National Australia Bank’s boss Andrew Thorburn is under siege.
- Mr Thorburn controversially announced he would take long-service leave at the same time the bank faced its worst crisis in a decade
- Leading bank analyst Brian Johnson said his future was under a cloud
- NAB leadership copped special criticism in Kenneth Hayne’s final report
Mr Thorburn told The Business he did not know if he would still be in the job by Friday, following the savaging he copped in the royal commission’s final report.
“I can’t confirm that,” Mr Thorburn said.
“But I can tell you that I am more committed and more deeply determined than ever to be a strong leader for our company.”
What was going to be his first day of long-service leave turned out to be the longest day, with back-to-back meetings and phone calls with investors and a media blitz in which he strongly defended his position.
The leadership of NAB copped special criticism in Kenneth Hayne’s final report.

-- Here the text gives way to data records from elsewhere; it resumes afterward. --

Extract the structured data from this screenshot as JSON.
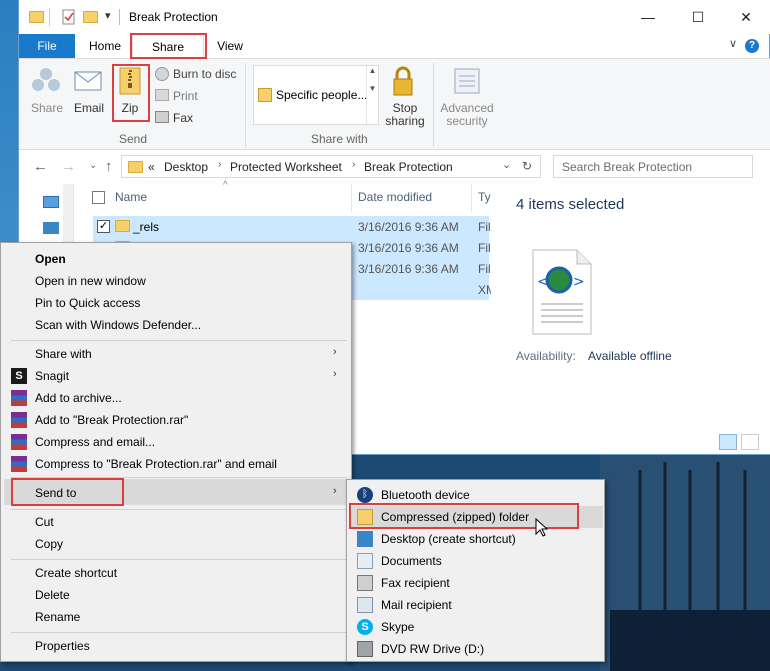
{
  "window": {
    "title": "Break Protection",
    "minimize_glyph": "—",
    "maximize_glyph": "☐",
    "close_glyph": "✕",
    "quick_access_chevron": "▾"
  },
  "tabs": {
    "file": "File",
    "home": "Home",
    "share": "Share",
    "view": "View",
    "help": "?",
    "collapse": "∨"
  },
  "ribbon": {
    "share": "Share",
    "email": "Email",
    "zip": "Zip",
    "burn": "Burn to disc",
    "print": "Print",
    "fax": "Fax",
    "send_group": "Send",
    "share_with_value": "Specific people...",
    "share_with_group": "Share with",
    "stop_sharing_line1": "Stop",
    "stop_sharing_line2": "sharing",
    "advanced_line1": "Advanced",
    "advanced_line2": "security"
  },
  "address": {
    "prefix": "«",
    "crumbs": [
      "Desktop",
      "Protected Worksheet",
      "Break Protection"
    ],
    "separator": "›",
    "search_placeholder": "Search Break Protection",
    "refresh_glyph": "↻",
    "dropdown_glyph": "⌄"
  },
  "nav": {
    "back": "←",
    "forward": "→",
    "dropdown": "⌄",
    "up": "↑"
  },
  "columns": {
    "name": "Name",
    "date_modified": "Date modified",
    "type": "Ty"
  },
  "files": [
    {
      "name": "_rels",
      "date": "3/16/2016 9:36 AM",
      "type": "Fil"
    },
    {
      "name": "",
      "date": "3/16/2016 9:36 AM",
      "type": "Fil"
    },
    {
      "name": "",
      "date": "3/16/2016 9:36 AM",
      "type": "Fil"
    },
    {
      "name": "",
      "date": "",
      "type": "XM"
    }
  ],
  "details": {
    "selected": "4 items selected",
    "availability_label": "Availability:",
    "availability_value": "Available offline"
  },
  "context_menu": {
    "open": "Open",
    "open_new_window": "Open in new window",
    "pin_quick_access": "Pin to Quick access",
    "scan_defender": "Scan with Windows Defender...",
    "share_with": "Share with",
    "snagit": "Snagit",
    "add_archive": "Add to archive...",
    "add_rar": "Add to \"Break Protection.rar\"",
    "compress_email": "Compress and email...",
    "compress_rar_email": "Compress to \"Break Protection.rar\" and email",
    "send_to": "Send to",
    "cut": "Cut",
    "copy": "Copy",
    "create_shortcut": "Create shortcut",
    "delete": "Delete",
    "rename": "Rename",
    "properties": "Properties",
    "arrow": "›"
  },
  "send_to_menu": {
    "bluetooth": "Bluetooth device",
    "compressed": "Compressed (zipped) folder",
    "desktop": "Desktop (create shortcut)",
    "documents": "Documents",
    "fax": "Fax recipient",
    "mail": "Mail recipient",
    "skype": "Skype",
    "dvd": "DVD RW Drive (D:)"
  },
  "colors": {
    "accent": "#1979ca",
    "highlight_box": "#d9403e",
    "selection": "#cce8ff"
  }
}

“NAB also stands apart from the other three major banks,” Mr Hayne wrote.
“Having heard from both the CEO, Mr [Andrew] Thorburn, and the chair, Dr [Ken] Henry, I am not as confident as I would wish to be that the lessons of the past have been learned.
“More particularly, I was not persuaded that NAB is willing to accept the necessary responsibility for deciding, for itself, what is the right thing to do, and then having its staff act accordingly.”
Mr Thorburn has been under pressure for months as the bank continues to underperform its rivals, and as he made several missteps which led to him copping a record shareholder vote against his executive’s remuneration.
Mr Thorburn controversially announced he was taking long-service leave while the bank faced its worst crisis in a decade.
Mr Thorburn said he had a plan to regain the trust of his customers and restore the reputation of the bank, but whether that plan was the right one or if he was the right person to execute it remained a question for the board.
Leading bank analyst Brian Johnson from CLSA believed that both men’s futures were under a cloud.
“It’s unheard of to actually get a chairman specifically called out the way that he has,” Mr Johnson said.
“The other board members at NAB will have to think about it, but this is a big issue for NAB and NAB was already struggling before this.”